|Mr. Wuncler:||Magnificent! I admire entrepreneurship in young people.|
|Huey Freeman:||You mean like the 12-year-old girls that work in your sweatshops in Indonesia?|
|Mr. Wuncler:||That's right! Every morning I wake up and put one foot on the ground and the other up the ass of a 12-year-old Indonesian girl. And if this country didn't have unions and child labor laws maybe your generation would understand the value of hard work.|
I hate reading online comments.
I just read some comments posted under a Boondocks episode. The post read: “This show is about everything that’s wrong with black culture, and you are all just proving it.” (In context, this was a part of an ongoing argument between a self-identifying black person and a self-identifying white person. Needless to say, when speaking of online comments, the space quickly turned into another stage for white supremacist ideas—and so “nigger” just started flying all over the place.)
The show isn’t about what’s wrong with black culture or black folks. There’s nothing wrong with black folks. There is something wrong with racism and race relations, and how it plays out in america. That’s what the show is about—it’s satire. It’s about how black americans are perceived and portrayed by both whites and non-whites in america.

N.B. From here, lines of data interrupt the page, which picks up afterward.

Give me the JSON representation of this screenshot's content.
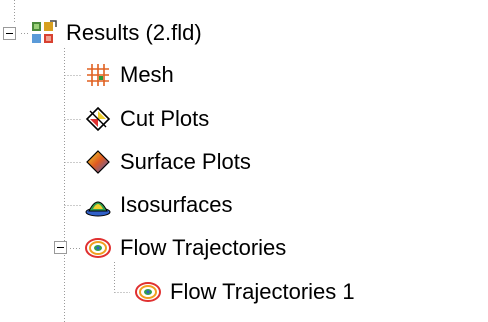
{
  "tree": {
    "root": {
      "label": "Results (2.fld)",
      "icon": "results-icon",
      "expanded": true
    },
    "children": [
      {
        "label": "Mesh",
        "icon": "mesh-icon"
      },
      {
        "label": "Cut Plots",
        "icon": "cut-plots-icon"
      },
      {
        "label": "Surface Plots",
        "icon": "surface-plots-icon"
      },
      {
        "label": "Isosurfaces",
        "icon": "isosurfaces-icon"
      },
      {
        "label": "Flow Trajectories",
        "icon": "flow-trajectories-icon",
        "expanded": true,
        "children": [
          {
            "label": "Flow Trajectories 1",
            "icon": "flow-trajectories-icon"
          }
        ]
      }
    ]
  },
  "colors": {
    "line": "#9a9a9a",
    "expander_border": "#9a9a9a",
    "text": "#000000",
    "background": "#ffffff"
  }
}
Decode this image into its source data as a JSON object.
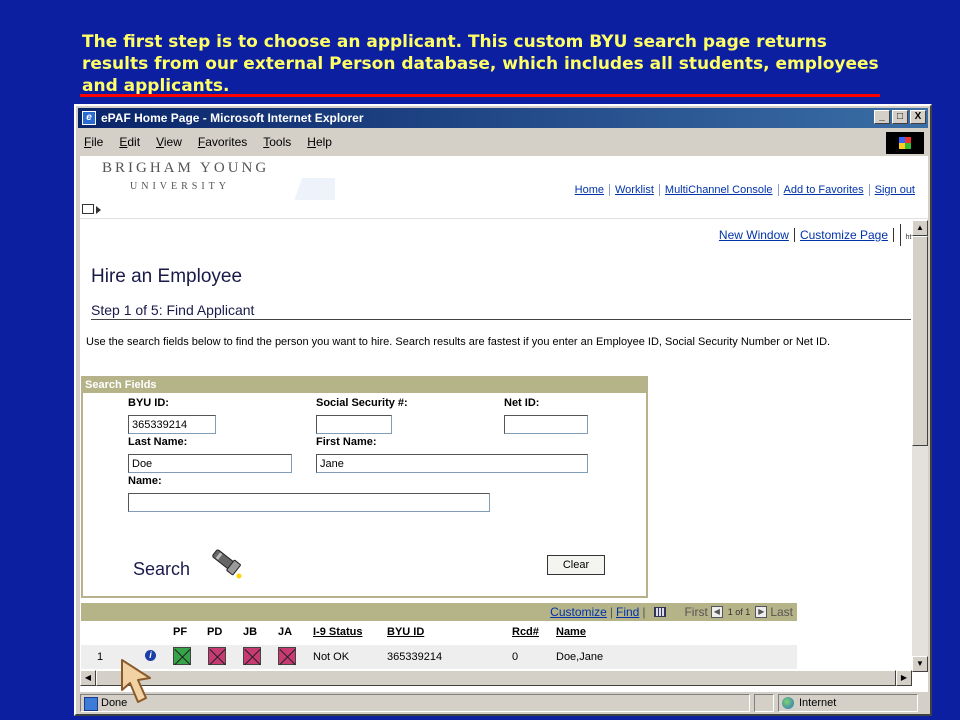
{
  "caption": {
    "text": "The first step is to choose an applicant. This custom BYU search page returns results from our external Person database, which includes all students, employees and applicants."
  },
  "window": {
    "title": "ePAF Home Page - Microsoft Internet Explorer",
    "buttons": [
      "_",
      "□",
      "X"
    ]
  },
  "menu": [
    "File",
    "Edit",
    "View",
    "Favorites",
    "Tools",
    "Help"
  ],
  "byu": {
    "name": "BRIGHAM YOUNG",
    "university": "UNIVERSITY"
  },
  "topnav": [
    "Home",
    "Worklist",
    "MultiChannel Console",
    "Add to Favorites",
    "Sign out"
  ],
  "frame_links": {
    "new_window": "New Window",
    "customize_page": "Customize Page",
    "http_icon": "http"
  },
  "page": {
    "title": "Hire an Employee",
    "step": "Step 1 of 5: Find Applicant",
    "instructions": "Use the search fields below to find the person you want to hire. Search results are fastest if you enter an Employee ID, Social Security Number or Net ID."
  },
  "search_fields": {
    "header": "Search Fields",
    "byu_id_label": "BYU ID:",
    "byu_id_value": "365339214",
    "ssn_label": "Social Security #:",
    "ssn_value": "",
    "net_id_label": "Net ID:",
    "net_id_value": "",
    "last_name_label": "Last Name:",
    "last_name_value": "Doe",
    "first_name_label": "First Name:",
    "first_name_value": "Jane",
    "name_label": "Name:",
    "name_value": "",
    "search_label": "Search",
    "clear_label": "Clear"
  },
  "results": {
    "customize": "Customize",
    "find": "Find",
    "first": "First",
    "page_info": "1 of 1",
    "last": "Last",
    "columns": [
      "PF",
      "PD",
      "JB",
      "JA",
      "I-9 Status",
      "BYU ID",
      "Rcd#",
      "Name"
    ],
    "rows": [
      {
        "num": "1",
        "pf": "checked",
        "pd": "unchecked",
        "jb": "unchecked",
        "ja": "unchecked",
        "i9": "Not OK",
        "byu_id": "365339214",
        "rcd": "0",
        "name": "Doe,Jane"
      }
    ]
  },
  "status": {
    "done": "Done",
    "zone": "Internet"
  },
  "colors": {
    "slide_bg": "#0c1fa0",
    "caption": "#ffff66",
    "rule": "#ff0000",
    "section_bar": "#b5b388",
    "pf_green": "#37a348",
    "flag_pink": "#c83a72"
  },
  "icons": [
    "ie-page-icon",
    "windows-logo-icon",
    "pagelet-menu-icon",
    "http-icon",
    "flashlight-search-icon",
    "grid-download-icon",
    "info-icon",
    "pointer-arrow-icon",
    "internet-zone-icon"
  ]
}
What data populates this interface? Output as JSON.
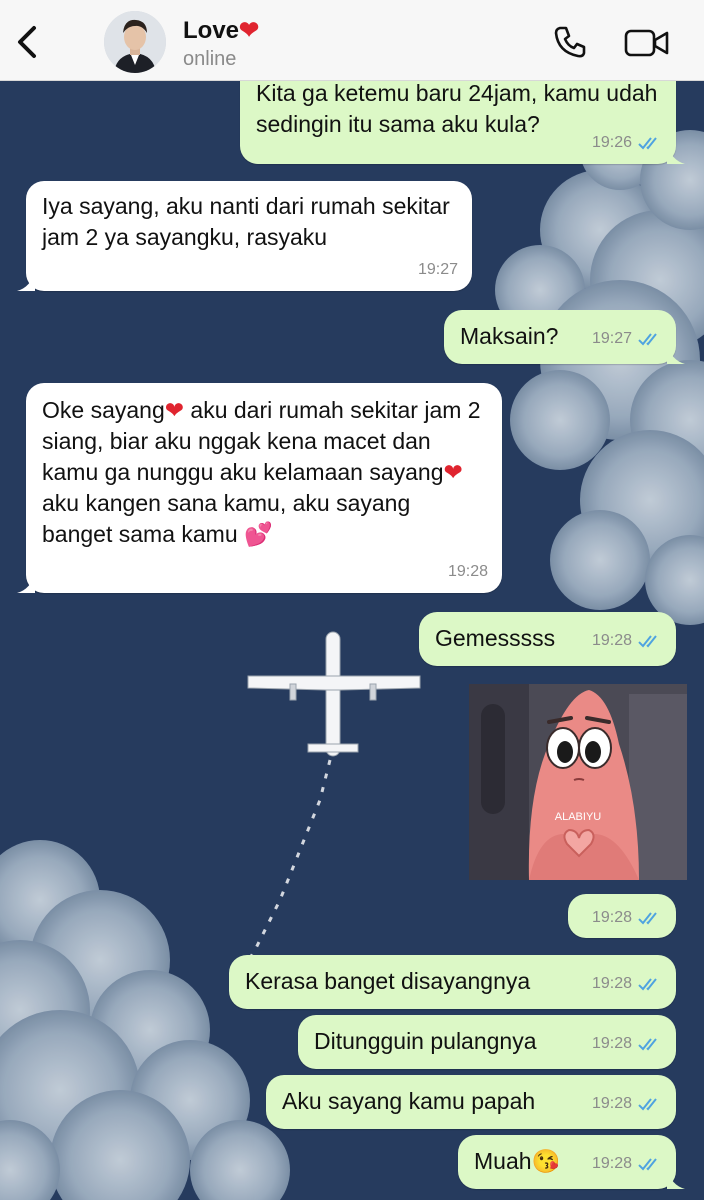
{
  "header": {
    "contact_name": "Love",
    "name_emoji": "❤",
    "status": "online",
    "icons": [
      "back-chevron-icon",
      "phone-icon",
      "video-camera-icon"
    ]
  },
  "messages": [
    {
      "id": "m1",
      "direction": "outgoing",
      "text": "Kita ga ketemu baru 24jam, kamu udah sedingin itu sama aku kula?",
      "time": "19:26",
      "read": true
    },
    {
      "id": "m2",
      "direction": "incoming",
      "text": "Iya sayang, aku nanti dari rumah sekitar jam 2 ya sayangku, rasyaku",
      "time": "19:27"
    },
    {
      "id": "m3",
      "direction": "outgoing",
      "text": "Maksain?",
      "time": "19:27",
      "read": true
    },
    {
      "id": "m4",
      "direction": "incoming",
      "parts": [
        "Oke sayang",
        "❤",
        "aku dari rumah sekitar jam 2 siang, biar aku nggak kena macet dan kamu ga nunggu aku kelamaan sayang",
        "❤",
        "aku kangen sana kamu, aku sayang banget sama kamu",
        "💕"
      ],
      "time": "19:28"
    },
    {
      "id": "m5",
      "direction": "outgoing",
      "text": "Gemesssss",
      "time": "19:28",
      "read": true
    },
    {
      "id": "m6",
      "direction": "outgoing",
      "type": "sticker",
      "sticker_caption": "ALABIYU",
      "time": "19:28",
      "read": true
    },
    {
      "id": "m7",
      "direction": "outgoing",
      "text": "Kerasa banget disayangnya",
      "time": "19:28",
      "read": true
    },
    {
      "id": "m8",
      "direction": "outgoing",
      "text": "Ditungguin pulangnya",
      "time": "19:28",
      "read": true
    },
    {
      "id": "m9",
      "direction": "outgoing",
      "text": "Aku sayang kamu papah",
      "time": "19:28",
      "read": true
    },
    {
      "id": "m10",
      "direction": "outgoing",
      "text": "Muah",
      "emoji": "😘",
      "time": "19:28",
      "read": true
    }
  ],
  "colors": {
    "outgoing_bubble": "#dcf8c6",
    "incoming_bubble": "#ffffff",
    "read_ticks": "#4fa3e0",
    "wallpaper_sky": "#2a3f63"
  }
}
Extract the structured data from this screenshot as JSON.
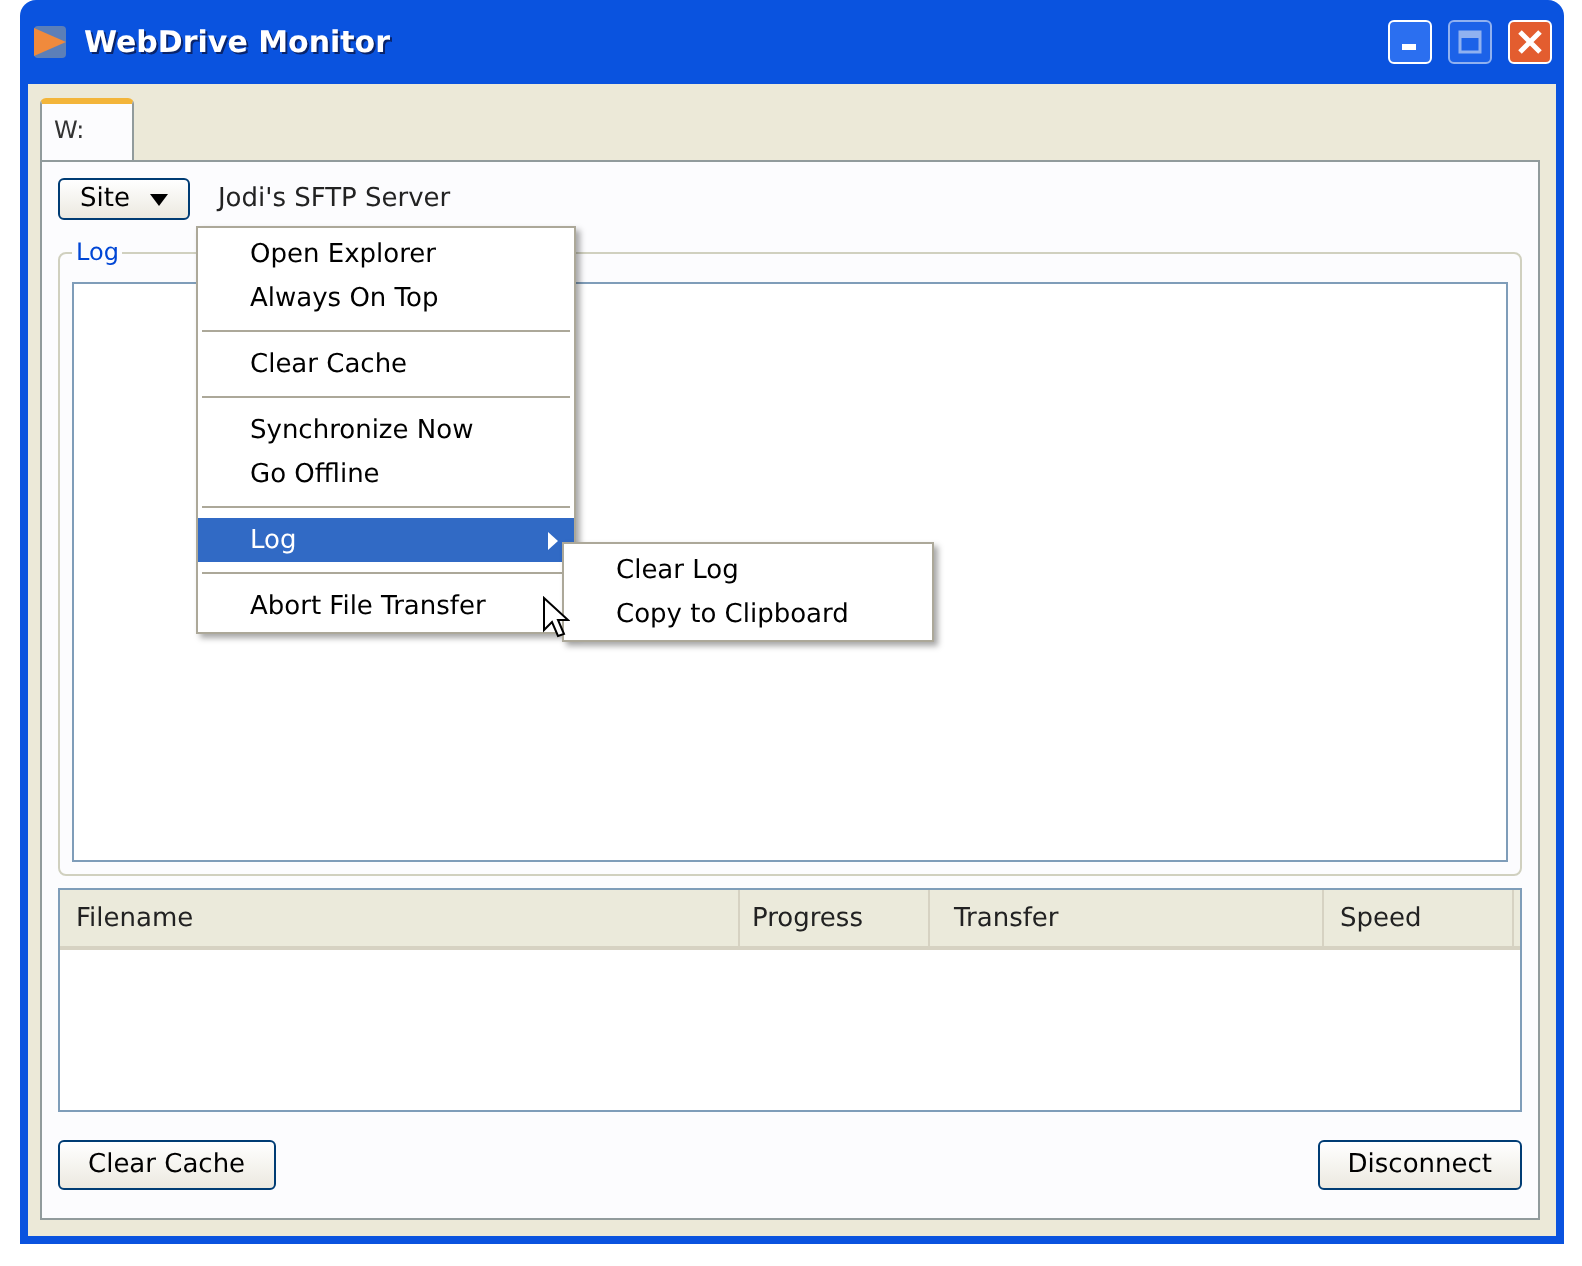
{
  "window": {
    "title": "WebDrive Monitor",
    "controls": [
      {
        "kind": "minimize",
        "disabled": false
      },
      {
        "kind": "maximize",
        "disabled": true
      },
      {
        "kind": "close",
        "disabled": false
      }
    ]
  },
  "tabs": [
    {
      "label": "W:",
      "selected": true
    }
  ],
  "site_button": {
    "label": "Site"
  },
  "server_label": "Jodi's SFTP Server",
  "log_group": {
    "title": "Log"
  },
  "table": {
    "columns": [
      "Filename",
      "Progress",
      "Transfer",
      "Speed"
    ]
  },
  "buttons": [
    "Clear Cache",
    "Disconnect"
  ],
  "context_menu": [
    {
      "kind": "item",
      "label": "Open Explorer",
      "selected": false
    },
    {
      "kind": "item",
      "label": "Always On Top",
      "selected": false
    },
    {
      "kind": "separator"
    },
    {
      "kind": "item",
      "label": "Clear Cache",
      "selected": false
    },
    {
      "kind": "separator"
    },
    {
      "kind": "item",
      "label": "Synchronize Now",
      "selected": false
    },
    {
      "kind": "item",
      "label": "Go Offline",
      "selected": false
    },
    {
      "kind": "separator"
    },
    {
      "kind": "submenu",
      "label": "Log",
      "selected": true,
      "children": [
        {
          "label": "Clear Log"
        },
        {
          "label": "Copy to Clipboard"
        }
      ]
    },
    {
      "kind": "separator"
    },
    {
      "kind": "item",
      "label": "Abort File Transfer",
      "selected": false
    }
  ]
}
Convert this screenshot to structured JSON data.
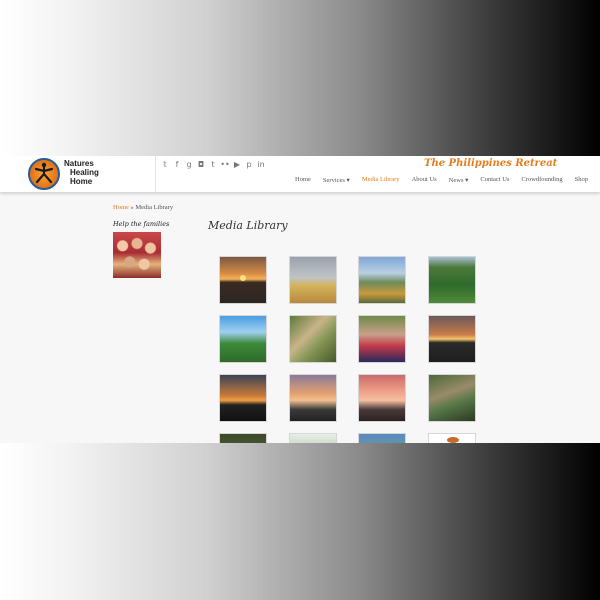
{
  "header": {
    "logo_lines": [
      "Natures",
      "Healing",
      "Home"
    ],
    "tagline": "The Philippines Retreat",
    "social_icons": [
      "twitter-icon",
      "facebook-icon",
      "google-plus-icon",
      "instagram-icon",
      "tumblr-icon",
      "flickr-icon",
      "youtube-icon",
      "pinterest-icon",
      "linkedin-icon"
    ],
    "social_glyphs": [
      "𝕥",
      "f",
      "g",
      "◘",
      "t",
      "••",
      "▶",
      "p",
      "in"
    ],
    "nav": [
      {
        "label": "Home",
        "active": false
      },
      {
        "label": "Services ▾",
        "active": false
      },
      {
        "label": "Media Library",
        "active": true
      },
      {
        "label": "About Us",
        "active": false
      },
      {
        "label": "News ▾",
        "active": false
      },
      {
        "label": "Contact Us",
        "active": false
      },
      {
        "label": "Crowdfounding",
        "active": false
      },
      {
        "label": "Shop",
        "active": false
      }
    ]
  },
  "breadcrumb": {
    "home": "Home",
    "separator": " » ",
    "current": "Media Library"
  },
  "sidebar": {
    "title": "Help the families"
  },
  "main": {
    "title": "Media Library",
    "thumbnails": [
      "sunset-over-hills",
      "field-with-buildings",
      "valley-landscape",
      "green-mountains",
      "tree-and-house",
      "man-by-rocks",
      "family-group",
      "orange-sunset",
      "dusk-sky",
      "sunset-clouds",
      "pink-sunset",
      "rocky-stream",
      "garden",
      "white-building",
      "trees",
      "logo-graphic"
    ]
  },
  "colors": {
    "accent": "#e57d20",
    "text": "#555555",
    "logo_ring": "#2a5a9a"
  }
}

And if you think that the writers are even beginning to try to create an accurate portrayal of black america, then you’re racist.